[Work request]
Which lines of the records contain the word "icon"? Copy each one.
"""
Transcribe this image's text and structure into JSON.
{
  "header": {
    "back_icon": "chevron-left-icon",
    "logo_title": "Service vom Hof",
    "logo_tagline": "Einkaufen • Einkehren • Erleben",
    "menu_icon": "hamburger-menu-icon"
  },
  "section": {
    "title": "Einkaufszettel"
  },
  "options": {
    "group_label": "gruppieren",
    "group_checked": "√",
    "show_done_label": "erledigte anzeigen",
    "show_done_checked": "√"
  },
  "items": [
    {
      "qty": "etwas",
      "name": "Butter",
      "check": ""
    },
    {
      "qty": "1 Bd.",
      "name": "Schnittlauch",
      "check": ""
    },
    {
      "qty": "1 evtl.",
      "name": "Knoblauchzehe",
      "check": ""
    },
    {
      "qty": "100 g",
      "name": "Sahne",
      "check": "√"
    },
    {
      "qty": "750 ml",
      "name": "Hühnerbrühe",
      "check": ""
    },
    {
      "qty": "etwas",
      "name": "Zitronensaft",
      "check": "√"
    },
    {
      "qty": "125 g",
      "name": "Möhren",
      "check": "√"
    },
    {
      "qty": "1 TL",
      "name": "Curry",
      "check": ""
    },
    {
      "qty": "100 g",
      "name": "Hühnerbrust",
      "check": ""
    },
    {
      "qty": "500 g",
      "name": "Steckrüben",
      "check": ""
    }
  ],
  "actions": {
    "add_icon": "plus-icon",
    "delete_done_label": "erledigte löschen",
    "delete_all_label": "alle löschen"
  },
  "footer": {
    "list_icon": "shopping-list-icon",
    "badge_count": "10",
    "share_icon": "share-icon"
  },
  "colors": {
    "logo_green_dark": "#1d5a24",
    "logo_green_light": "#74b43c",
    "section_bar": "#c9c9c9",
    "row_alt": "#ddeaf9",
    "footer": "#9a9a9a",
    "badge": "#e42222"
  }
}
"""
[Output of the task]
    "back_icon": "chevron-left-icon",
    "menu_icon": "hamburger-menu-icon"
    "add_icon": "plus-icon",
    "list_icon": "shopping-list-icon",
    "share_icon": "share-icon"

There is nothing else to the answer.